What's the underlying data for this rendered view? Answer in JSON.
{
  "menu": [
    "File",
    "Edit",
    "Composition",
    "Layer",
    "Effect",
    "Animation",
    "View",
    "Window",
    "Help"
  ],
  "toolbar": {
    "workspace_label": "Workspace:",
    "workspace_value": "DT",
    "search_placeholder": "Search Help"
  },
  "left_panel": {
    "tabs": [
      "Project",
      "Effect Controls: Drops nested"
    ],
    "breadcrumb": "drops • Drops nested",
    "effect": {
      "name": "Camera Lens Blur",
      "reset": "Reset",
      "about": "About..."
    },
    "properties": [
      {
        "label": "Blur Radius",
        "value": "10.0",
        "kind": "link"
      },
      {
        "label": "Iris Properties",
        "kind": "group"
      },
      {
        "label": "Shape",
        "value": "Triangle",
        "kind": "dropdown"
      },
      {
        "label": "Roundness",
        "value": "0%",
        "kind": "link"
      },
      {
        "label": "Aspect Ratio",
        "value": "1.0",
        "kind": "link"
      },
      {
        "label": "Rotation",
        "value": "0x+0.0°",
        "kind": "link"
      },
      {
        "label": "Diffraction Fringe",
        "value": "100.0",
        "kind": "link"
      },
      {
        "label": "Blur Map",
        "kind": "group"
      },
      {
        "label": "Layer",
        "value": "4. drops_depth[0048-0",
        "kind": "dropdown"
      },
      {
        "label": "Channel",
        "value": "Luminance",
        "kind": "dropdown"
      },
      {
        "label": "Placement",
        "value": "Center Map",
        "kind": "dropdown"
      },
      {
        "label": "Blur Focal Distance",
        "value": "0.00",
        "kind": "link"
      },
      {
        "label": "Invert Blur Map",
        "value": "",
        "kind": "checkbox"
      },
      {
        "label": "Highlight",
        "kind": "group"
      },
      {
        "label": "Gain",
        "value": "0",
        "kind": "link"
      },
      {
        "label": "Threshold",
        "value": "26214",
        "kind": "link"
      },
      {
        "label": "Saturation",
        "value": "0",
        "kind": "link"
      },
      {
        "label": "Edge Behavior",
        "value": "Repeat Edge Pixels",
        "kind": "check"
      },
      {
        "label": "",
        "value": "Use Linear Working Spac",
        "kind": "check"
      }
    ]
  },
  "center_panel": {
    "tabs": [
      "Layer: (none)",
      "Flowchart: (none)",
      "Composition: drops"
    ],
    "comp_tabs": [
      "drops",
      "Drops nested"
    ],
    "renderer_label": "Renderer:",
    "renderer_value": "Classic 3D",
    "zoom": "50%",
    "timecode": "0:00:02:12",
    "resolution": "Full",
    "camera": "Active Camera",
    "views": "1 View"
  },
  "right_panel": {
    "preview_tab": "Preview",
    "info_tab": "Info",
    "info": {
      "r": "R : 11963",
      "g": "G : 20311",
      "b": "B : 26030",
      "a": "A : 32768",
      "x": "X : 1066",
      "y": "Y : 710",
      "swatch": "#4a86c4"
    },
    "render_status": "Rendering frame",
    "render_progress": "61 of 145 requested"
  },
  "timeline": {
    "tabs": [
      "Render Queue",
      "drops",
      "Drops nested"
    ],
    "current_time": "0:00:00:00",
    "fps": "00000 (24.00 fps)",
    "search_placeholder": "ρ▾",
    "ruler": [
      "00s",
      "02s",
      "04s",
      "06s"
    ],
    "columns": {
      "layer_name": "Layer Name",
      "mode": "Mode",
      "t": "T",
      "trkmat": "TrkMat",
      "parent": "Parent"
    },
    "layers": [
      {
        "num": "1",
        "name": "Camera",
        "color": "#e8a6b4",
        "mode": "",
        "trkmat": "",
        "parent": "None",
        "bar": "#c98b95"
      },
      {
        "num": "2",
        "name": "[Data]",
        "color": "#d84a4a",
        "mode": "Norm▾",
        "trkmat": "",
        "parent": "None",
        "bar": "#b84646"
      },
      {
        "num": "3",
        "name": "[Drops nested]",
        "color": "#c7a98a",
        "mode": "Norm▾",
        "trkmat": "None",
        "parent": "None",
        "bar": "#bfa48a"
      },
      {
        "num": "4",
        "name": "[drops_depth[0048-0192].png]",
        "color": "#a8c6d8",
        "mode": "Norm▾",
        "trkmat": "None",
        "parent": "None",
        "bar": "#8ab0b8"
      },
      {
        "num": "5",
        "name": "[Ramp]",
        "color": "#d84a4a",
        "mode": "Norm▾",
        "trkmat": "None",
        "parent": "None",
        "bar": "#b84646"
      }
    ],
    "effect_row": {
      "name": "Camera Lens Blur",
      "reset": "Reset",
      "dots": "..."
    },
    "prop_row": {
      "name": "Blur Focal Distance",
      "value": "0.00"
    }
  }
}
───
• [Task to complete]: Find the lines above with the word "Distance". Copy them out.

• [Exercise answer]:
        "label": "Blur Focal Distance",
      "name": "Blur Focal Distance",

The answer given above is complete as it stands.